I started working with a freelancer to help me build more free tools. Done right, I believe engineering as marketing can be a great strategy to grow KTool in the long run.

Recently, I launched 2 different AI products: Bolt AI & PDFPals. Both are generating revenue now and I use it to invest back into KTool.

Through starting the business, have you learned anything particularly helpful or advantageous?

My biggest learning is to choose the right market. I started KTool to “scratch my itch” without thinking much about distribution, marketing strategies, optimal pricing models…

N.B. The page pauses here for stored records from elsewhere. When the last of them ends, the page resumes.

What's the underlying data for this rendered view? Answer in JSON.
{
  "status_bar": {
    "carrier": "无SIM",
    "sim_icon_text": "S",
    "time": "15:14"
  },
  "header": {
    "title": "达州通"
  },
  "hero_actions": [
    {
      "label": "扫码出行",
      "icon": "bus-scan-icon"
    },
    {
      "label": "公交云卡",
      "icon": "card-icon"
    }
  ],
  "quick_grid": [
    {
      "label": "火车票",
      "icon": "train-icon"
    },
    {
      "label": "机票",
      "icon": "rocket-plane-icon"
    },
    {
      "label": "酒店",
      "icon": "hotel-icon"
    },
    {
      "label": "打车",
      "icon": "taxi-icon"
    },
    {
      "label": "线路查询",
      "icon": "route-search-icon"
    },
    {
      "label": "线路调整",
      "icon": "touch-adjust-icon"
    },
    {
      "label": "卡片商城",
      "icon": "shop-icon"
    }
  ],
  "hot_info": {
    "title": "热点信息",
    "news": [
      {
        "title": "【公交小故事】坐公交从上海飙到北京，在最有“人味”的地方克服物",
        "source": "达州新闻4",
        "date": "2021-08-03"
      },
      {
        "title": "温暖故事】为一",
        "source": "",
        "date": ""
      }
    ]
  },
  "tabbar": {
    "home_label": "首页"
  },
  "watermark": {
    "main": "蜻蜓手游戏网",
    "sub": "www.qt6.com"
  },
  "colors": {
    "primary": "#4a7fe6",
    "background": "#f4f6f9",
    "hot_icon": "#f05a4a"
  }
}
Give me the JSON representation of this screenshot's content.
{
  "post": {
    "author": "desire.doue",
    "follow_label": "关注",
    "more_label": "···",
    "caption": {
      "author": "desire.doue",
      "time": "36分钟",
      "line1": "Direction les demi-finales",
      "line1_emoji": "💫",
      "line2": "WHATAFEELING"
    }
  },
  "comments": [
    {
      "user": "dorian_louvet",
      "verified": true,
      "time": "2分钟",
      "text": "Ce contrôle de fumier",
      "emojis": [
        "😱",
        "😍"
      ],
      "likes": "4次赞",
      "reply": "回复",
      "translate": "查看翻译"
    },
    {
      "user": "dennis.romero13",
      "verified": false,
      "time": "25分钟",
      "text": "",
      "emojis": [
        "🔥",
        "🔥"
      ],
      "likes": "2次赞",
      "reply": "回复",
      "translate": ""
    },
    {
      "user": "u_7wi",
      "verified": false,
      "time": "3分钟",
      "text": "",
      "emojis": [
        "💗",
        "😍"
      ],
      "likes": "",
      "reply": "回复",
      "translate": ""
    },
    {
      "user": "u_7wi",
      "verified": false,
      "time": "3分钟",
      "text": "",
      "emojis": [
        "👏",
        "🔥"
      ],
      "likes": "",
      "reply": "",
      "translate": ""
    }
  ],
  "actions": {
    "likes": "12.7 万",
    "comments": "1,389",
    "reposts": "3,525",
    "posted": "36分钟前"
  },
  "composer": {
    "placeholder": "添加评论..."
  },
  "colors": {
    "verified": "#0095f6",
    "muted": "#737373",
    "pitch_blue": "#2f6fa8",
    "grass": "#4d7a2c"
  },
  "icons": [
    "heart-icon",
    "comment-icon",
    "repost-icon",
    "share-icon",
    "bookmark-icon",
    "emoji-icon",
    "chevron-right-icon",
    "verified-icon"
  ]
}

KTool is a consumer SaaS, for a niche (newsletters & RSS readers) within a niche (Kindle users). Turns out bootstrapping a B2C SaaS is incredibly hard for someone without a marketing background like me.

It’s hard to monetize even though the traffic is not that bad. Consumers are usually extremely price-sensitive and sometimes are quite demanding.

If I was to start again, I would build a B2B SaaS instead. I’m not saying it’s easier, but it probably fits my personality and skill sets better.

What platform/tools do you use for your business?

What have been the most influential books, podcasts, or other resources?




Advice for other entrepreneurs who want to get started or are just starting out?

Getting started is always the hardest. The fear of failure is strong. Rejections hurt.

My advice is to get past that “first scary moment” as fast as you can. Just start and figure out the rest on the go. Launch fast, don’t wait until the product is perfect (hint: it never will be)

Most of your decisions are reversible, so better to make one now that you can learn from and adjust later than to not decide at all.

If you have a technical background like me, don’t make the mistake of spending all your time on product and development. Spend at least 50% of your time on sales and marketing.

Entrepreneurship is exciting but it will likely be the most challenging thing in your career. Join a supportive community such as Indie Hacker or Twitter maker community.

Where can we go to learn more?

If you have any questions or comments, drop a comment below!